WHAT NEEDS TO BE DONE
Each line in the entries below that holds the string "title" must be copied.

GIVEN RECORDS
* * * * * * * * *
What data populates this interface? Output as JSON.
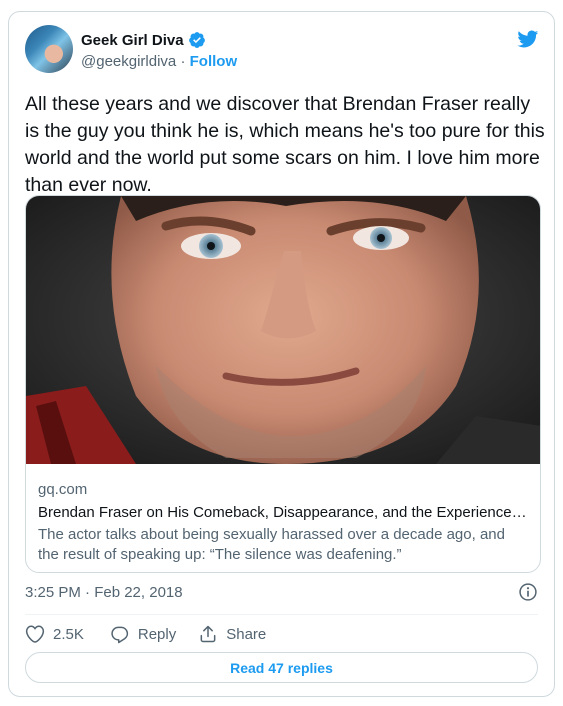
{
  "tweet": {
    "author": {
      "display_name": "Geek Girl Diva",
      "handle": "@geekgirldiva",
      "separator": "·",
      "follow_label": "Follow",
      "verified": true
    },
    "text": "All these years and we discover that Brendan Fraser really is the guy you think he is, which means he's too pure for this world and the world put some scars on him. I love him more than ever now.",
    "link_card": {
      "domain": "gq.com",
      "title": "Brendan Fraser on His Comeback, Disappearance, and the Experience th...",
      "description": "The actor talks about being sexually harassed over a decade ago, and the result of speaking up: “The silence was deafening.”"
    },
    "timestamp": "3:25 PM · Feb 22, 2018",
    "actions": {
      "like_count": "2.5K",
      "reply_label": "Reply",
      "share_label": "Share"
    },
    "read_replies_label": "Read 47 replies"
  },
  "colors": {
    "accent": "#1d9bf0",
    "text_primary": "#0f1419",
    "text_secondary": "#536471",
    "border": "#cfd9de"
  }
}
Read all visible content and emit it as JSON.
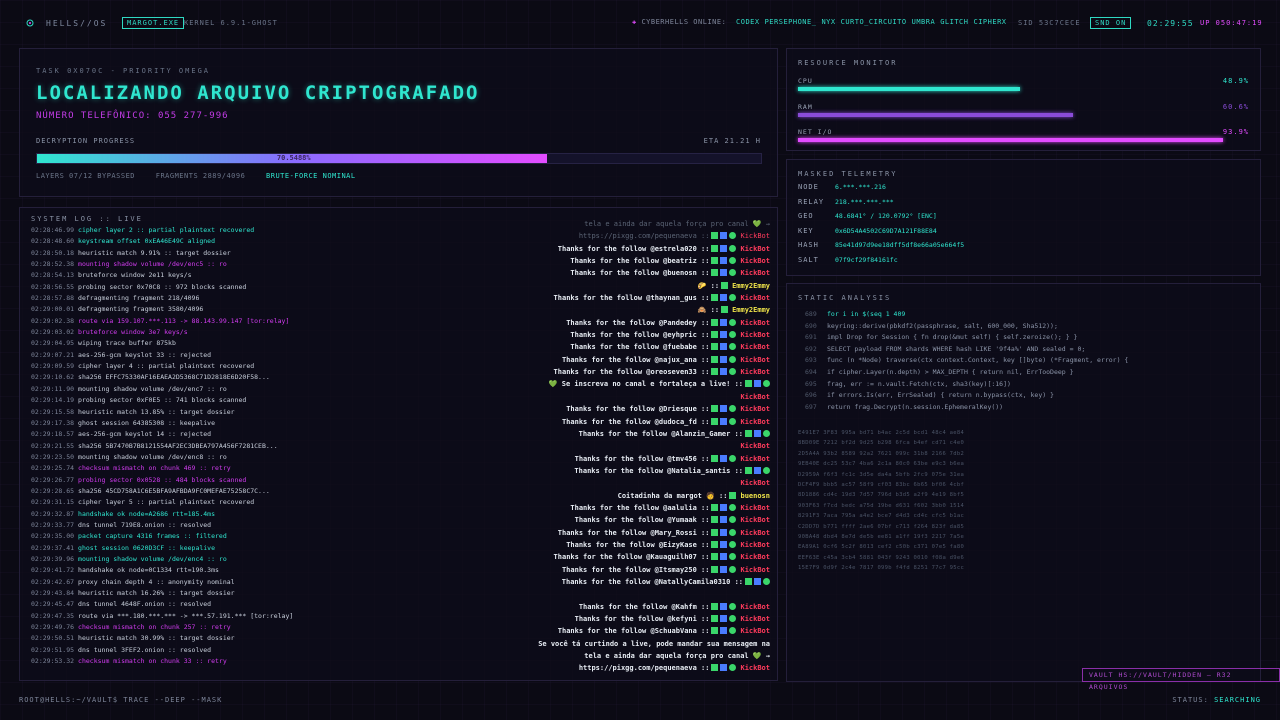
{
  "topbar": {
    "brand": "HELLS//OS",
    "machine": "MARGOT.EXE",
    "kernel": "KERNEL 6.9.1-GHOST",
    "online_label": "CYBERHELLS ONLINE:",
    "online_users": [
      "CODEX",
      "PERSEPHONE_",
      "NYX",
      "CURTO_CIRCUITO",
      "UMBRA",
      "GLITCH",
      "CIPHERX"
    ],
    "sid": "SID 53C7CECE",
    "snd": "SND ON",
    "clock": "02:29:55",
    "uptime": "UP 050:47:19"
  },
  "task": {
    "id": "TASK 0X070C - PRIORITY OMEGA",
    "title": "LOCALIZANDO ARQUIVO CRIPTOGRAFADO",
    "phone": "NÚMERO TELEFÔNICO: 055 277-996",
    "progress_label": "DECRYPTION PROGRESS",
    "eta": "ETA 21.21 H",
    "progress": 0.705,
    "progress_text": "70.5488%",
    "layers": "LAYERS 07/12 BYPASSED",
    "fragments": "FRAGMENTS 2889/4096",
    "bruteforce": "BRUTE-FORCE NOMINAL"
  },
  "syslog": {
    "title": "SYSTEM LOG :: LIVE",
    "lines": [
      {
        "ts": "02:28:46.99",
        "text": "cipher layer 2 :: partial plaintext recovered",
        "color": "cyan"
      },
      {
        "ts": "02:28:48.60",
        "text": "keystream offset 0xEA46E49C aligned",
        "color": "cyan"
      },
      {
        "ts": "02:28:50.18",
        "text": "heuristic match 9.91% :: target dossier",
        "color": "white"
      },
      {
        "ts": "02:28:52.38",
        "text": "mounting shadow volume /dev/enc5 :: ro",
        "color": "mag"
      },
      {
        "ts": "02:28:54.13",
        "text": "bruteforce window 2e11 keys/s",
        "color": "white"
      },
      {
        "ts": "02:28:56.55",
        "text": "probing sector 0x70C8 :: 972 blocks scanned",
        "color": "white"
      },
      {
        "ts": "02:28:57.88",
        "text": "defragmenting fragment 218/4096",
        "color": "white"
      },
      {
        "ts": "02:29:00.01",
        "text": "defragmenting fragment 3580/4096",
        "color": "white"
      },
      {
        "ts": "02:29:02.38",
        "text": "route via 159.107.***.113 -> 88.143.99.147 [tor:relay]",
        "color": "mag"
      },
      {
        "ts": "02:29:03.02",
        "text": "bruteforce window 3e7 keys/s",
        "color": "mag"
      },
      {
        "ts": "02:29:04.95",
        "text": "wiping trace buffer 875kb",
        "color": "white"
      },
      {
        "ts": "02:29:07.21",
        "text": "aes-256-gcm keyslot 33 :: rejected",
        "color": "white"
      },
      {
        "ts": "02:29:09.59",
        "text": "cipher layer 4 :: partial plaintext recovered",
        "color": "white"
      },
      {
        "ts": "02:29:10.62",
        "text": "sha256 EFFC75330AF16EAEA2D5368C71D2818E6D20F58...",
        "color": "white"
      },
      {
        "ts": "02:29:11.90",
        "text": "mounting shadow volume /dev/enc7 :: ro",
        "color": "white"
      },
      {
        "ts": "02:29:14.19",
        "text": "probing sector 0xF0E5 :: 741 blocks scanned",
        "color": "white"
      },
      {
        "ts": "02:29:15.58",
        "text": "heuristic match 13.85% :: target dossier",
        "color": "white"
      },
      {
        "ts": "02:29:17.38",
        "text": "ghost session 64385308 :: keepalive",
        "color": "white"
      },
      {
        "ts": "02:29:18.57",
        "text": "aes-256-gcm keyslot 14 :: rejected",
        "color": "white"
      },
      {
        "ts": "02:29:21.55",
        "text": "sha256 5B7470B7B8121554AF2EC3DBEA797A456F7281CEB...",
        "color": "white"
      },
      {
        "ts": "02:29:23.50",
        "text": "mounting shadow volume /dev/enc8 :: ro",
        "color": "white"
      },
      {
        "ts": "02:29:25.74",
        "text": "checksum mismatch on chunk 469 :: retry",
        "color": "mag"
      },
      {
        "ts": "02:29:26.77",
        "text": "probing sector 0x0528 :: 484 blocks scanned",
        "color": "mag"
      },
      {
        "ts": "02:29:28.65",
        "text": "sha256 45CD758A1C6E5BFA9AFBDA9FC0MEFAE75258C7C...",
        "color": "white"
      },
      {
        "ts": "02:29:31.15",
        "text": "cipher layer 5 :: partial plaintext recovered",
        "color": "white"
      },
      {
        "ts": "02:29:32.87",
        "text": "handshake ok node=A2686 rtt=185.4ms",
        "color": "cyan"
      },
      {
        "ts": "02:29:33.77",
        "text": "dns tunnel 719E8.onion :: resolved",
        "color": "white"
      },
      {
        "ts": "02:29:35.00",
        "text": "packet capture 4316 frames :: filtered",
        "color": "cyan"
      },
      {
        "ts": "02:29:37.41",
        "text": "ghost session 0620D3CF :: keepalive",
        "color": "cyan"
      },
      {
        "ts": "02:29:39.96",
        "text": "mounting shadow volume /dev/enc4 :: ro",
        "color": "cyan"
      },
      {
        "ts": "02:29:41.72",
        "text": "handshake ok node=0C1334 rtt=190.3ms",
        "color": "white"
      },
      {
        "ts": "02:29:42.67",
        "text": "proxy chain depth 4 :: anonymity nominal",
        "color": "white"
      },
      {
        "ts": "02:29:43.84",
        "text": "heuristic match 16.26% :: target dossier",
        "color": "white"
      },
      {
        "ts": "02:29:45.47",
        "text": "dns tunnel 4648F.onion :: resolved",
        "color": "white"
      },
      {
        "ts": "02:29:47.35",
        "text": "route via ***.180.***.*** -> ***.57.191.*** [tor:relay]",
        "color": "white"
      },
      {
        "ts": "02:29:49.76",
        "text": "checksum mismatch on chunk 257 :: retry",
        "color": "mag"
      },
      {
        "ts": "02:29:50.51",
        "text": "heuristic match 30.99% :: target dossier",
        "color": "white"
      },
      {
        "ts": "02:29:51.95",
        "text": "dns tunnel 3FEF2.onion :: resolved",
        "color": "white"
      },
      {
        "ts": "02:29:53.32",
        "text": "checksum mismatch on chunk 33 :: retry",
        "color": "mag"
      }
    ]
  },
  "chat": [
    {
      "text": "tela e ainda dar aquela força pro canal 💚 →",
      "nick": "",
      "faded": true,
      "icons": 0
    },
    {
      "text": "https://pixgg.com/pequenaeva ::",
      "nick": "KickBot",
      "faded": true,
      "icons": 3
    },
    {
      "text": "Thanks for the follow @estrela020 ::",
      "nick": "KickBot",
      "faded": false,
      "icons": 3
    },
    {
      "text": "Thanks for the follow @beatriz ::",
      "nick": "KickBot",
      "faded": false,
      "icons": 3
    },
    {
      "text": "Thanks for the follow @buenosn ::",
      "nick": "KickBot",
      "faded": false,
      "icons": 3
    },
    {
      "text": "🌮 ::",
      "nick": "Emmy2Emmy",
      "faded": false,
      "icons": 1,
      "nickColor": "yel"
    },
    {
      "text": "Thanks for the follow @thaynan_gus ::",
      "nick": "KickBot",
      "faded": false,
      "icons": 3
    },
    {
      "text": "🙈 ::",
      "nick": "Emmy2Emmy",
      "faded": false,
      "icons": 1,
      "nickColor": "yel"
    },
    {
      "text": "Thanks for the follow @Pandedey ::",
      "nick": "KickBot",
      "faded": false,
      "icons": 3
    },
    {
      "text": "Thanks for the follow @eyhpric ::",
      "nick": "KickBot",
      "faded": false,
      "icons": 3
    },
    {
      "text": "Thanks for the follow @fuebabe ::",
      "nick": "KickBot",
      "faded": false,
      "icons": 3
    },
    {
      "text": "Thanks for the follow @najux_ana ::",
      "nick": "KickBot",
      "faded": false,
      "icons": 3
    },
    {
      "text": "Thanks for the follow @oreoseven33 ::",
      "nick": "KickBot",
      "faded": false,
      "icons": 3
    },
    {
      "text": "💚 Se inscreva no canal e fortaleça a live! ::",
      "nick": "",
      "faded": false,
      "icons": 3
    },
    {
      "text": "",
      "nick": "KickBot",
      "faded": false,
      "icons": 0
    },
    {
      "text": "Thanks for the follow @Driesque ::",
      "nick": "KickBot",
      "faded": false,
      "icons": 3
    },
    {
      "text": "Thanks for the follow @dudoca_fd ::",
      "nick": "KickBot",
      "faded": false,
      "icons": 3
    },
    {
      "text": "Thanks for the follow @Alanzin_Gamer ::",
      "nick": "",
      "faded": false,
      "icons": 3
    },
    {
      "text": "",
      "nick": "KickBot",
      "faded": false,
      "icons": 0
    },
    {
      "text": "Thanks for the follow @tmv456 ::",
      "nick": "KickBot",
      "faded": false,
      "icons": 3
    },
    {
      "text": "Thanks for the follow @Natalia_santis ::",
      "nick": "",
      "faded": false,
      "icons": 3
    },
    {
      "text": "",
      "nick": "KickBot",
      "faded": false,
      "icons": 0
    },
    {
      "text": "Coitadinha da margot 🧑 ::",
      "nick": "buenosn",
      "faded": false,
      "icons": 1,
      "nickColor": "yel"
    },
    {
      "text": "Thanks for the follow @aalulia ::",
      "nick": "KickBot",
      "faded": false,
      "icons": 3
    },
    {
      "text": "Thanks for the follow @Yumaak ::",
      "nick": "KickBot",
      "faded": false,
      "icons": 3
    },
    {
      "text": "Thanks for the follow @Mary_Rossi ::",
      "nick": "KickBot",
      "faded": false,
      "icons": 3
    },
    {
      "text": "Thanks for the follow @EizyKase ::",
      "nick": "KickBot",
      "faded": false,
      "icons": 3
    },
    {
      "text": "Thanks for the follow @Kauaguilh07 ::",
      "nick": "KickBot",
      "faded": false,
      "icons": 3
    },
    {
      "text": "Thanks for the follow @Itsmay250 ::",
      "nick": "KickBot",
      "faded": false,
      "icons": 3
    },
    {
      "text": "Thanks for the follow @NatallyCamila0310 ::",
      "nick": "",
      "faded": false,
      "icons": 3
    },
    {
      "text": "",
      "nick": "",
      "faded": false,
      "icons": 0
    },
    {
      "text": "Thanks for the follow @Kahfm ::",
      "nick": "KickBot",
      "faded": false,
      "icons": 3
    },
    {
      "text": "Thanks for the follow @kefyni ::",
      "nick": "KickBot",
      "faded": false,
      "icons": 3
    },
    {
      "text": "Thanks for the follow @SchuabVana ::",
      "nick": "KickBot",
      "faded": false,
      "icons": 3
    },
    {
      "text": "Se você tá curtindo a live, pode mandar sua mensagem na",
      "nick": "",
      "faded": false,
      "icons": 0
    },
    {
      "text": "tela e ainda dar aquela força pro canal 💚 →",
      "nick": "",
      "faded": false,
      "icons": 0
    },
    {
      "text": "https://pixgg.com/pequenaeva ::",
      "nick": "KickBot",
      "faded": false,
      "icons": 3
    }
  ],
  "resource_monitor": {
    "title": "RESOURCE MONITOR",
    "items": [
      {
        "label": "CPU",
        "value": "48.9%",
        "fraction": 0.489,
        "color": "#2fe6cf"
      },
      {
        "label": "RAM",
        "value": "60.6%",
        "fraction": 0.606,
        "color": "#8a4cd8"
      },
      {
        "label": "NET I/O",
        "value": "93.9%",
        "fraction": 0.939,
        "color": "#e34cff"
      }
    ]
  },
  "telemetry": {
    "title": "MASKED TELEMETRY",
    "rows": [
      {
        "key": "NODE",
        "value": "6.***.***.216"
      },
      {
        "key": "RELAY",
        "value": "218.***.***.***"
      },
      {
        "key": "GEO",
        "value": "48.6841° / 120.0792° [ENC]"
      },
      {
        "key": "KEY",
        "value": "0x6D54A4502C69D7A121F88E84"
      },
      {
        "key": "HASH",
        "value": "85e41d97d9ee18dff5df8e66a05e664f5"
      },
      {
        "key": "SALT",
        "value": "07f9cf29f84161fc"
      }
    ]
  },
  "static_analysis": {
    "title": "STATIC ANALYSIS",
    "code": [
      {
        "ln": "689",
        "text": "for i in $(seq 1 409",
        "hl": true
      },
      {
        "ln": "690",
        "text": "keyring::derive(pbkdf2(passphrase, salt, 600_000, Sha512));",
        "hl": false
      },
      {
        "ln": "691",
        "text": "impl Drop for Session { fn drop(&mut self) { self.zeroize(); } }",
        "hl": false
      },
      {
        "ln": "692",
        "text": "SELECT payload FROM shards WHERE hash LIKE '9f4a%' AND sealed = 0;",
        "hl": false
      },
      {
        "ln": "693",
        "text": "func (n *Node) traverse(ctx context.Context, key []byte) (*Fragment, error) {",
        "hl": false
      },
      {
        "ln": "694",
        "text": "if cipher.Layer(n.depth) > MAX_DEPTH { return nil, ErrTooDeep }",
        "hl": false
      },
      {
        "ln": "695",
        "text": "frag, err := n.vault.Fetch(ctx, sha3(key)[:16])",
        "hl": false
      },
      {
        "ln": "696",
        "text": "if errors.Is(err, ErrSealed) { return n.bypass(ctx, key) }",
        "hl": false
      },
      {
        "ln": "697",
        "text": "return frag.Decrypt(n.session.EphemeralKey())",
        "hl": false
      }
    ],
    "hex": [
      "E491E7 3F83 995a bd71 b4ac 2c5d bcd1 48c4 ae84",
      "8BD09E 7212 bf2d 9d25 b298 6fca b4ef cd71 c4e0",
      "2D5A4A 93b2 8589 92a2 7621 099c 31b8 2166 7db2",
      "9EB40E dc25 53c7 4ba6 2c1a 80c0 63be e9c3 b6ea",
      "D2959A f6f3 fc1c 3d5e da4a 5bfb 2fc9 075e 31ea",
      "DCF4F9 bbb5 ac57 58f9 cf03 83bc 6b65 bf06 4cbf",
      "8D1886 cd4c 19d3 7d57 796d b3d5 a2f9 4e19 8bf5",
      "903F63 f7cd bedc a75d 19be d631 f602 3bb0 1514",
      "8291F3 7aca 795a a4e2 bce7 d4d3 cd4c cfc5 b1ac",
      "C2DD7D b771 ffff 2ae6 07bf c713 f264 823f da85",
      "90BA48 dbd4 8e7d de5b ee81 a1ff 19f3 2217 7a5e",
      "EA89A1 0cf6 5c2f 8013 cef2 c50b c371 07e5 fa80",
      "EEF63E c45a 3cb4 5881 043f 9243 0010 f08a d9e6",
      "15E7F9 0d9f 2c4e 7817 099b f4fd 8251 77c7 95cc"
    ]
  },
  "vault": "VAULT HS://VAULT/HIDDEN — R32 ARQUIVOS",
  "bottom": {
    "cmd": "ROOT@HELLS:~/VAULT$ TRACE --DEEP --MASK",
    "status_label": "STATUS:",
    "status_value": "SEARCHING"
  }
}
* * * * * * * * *
REPLY
      "title": "Brendan Fraser on His Comeback, Disappearance, and the Experience th...",
    "title": "LOCALIZANDO ARQUIVO CRIPTOGRAFADO",
    "title": "SYSTEM LOG :: LIVE",
    "title": "RESOURCE MONITOR",
    "title": "MASKED TELEMETRY",
    "title": "STATIC ANALYSIS",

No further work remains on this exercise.